“You don’t mean our ‘big news’ do you?”
“Well, yeah. I do.”
“Jonah, this isn’t about the latest development with your belly. This is about our life.”
The conversation continued on like this for a while. And, while I didn’t actually say “Yes dear” it might as well have ended that way.
Soon I called in my lawyers. I pointed out that this relationship has been certified and while the official result is not assured, we should move on as quickly as possible with the transition and that means certain rights and privileges adhere to me. Her lawyers responded that certification is essentially a ministerial finding and that …
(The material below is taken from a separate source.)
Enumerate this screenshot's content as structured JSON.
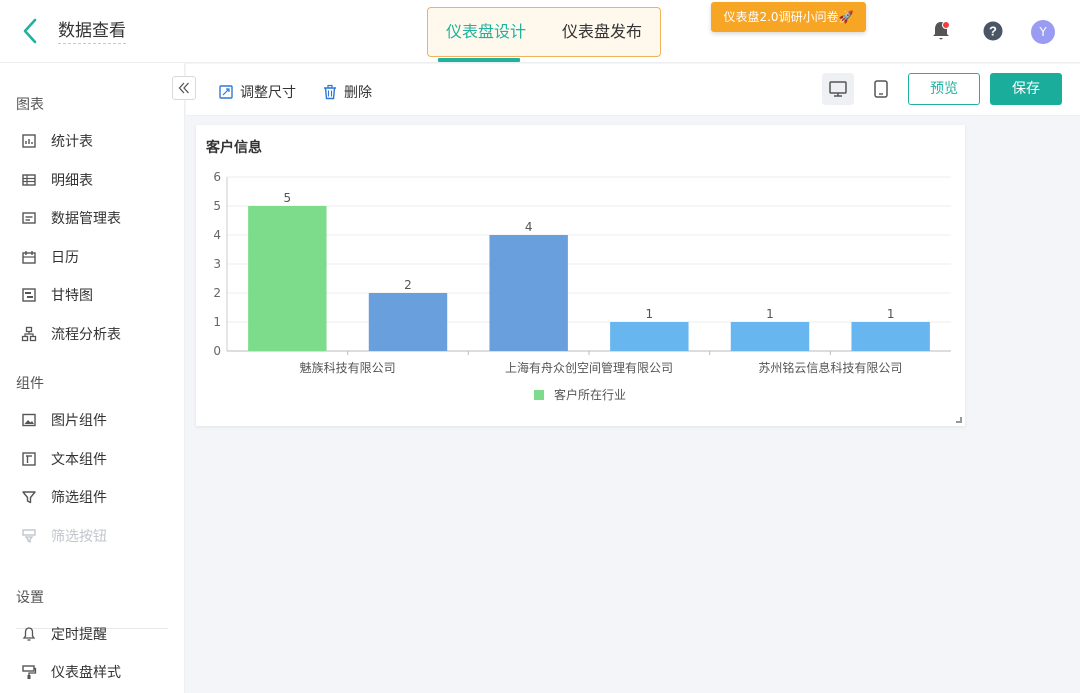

Okay, I give up. This joke can only make her look bad and that is the last thing I want to do. The truth is that Jessica soon changed her mind and she is fine with me boasting to the world that she was deluded enough to say yes to a bozo like me (If you’d like to tell her to reconsider her e-mail is [email protected]). Of course, I shouldn’t push my luck — we all know what happened to Howard Stern — but for the time being I’ve got a green light to tell you about it. One of these days I will recount the romantic tale of my actual proposal. There are actually plenty of things to discuss, like what this will mean for my couch since Jessica and I are moving to a new apartment on Friday. Fear not, he’s coming with us (“You are correct sir!”).
But for now, let me just confess that it is difficult for me to pay too much attention to the buffoonery in Florida as I am profoundly distracted by my relief and awe in her decision.
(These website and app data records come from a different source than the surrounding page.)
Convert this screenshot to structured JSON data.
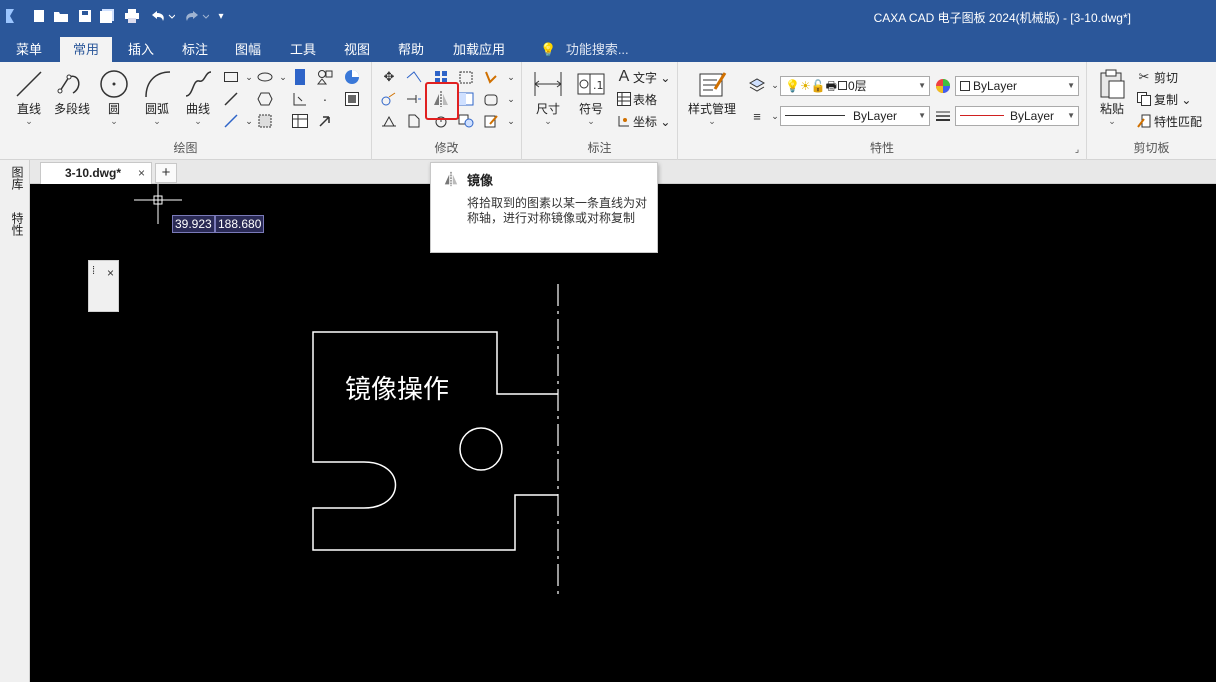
{
  "window": {
    "title": "CAXA CAD 电子图板 2024(机械版) - [3-10.dwg*]"
  },
  "menu_tabs": [
    "菜单",
    "常用",
    "插入",
    "标注",
    "图幅",
    "工具",
    "视图",
    "帮助",
    "加载应用"
  ],
  "active_tab": "常用",
  "search_placeholder": "功能搜索...",
  "ribbon": {
    "draw": {
      "label": "绘图",
      "line": "直线",
      "polyline": "多段线",
      "circle": "圆",
      "arc": "圆弧",
      "curve": "曲线"
    },
    "modify": {
      "label": "修改"
    },
    "annotate": {
      "label": "标注",
      "dimension": "尺寸",
      "symbol": "符号",
      "text": "文字",
      "table": "表格",
      "coordinate": "坐标"
    },
    "properties": {
      "label": "特性",
      "style_manager": "样式管理",
      "layer": "0层",
      "color": "ByLayer",
      "linetype": "ByLayer",
      "lineweight": "ByLayer"
    },
    "clipboard": {
      "label": "剪切板",
      "paste": "粘贴",
      "cut": "剪切",
      "copy": "复制",
      "match_props": "特性匹配"
    }
  },
  "doc_tab": {
    "name": "3-10.dwg*",
    "close": "×",
    "new": "+"
  },
  "left_panel": {
    "library": "图库",
    "properties": "特性"
  },
  "canvas": {
    "coord_x": "39.923",
    "coord_y": "188.680",
    "minipanel_close": "×",
    "drawing_text": "镜像操作"
  },
  "tooltip": {
    "title": "镜像",
    "description": "将拾取到的图素以某一条直线为对称轴，进行对称镜像或对称复制"
  },
  "colors": {
    "titlebar": "#2b579a",
    "canvas": "#000000",
    "highlight": "#e02020"
  }
}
But since I owe you people some real content (you could always check out my syndicated column) let me share one anecdote that keeps coming to mind as Jessica and I plan our lives together.
When America and the world watched on television as the U.S. Senate debated whether Clarence Thomas had spotted a pubic hair on a Coke can, Judge Robert Bork commented to his friend (and my idol) Irving Kristol that they were surely witnessing the end of Western Civilization. Kristol dryly responded “Of course it’s coming to an end. But don’t worry about it. It’ll take a long time and in the meantime, it’s possible to live well.”
All I know is that even if that human toothache we call Al Gore manages to cheat his way into the Oval Office or if he forces the NASDAQ to continue caving like a Frenchman in the face of mild German aggression, I will still be able to live well. Because I will be with her.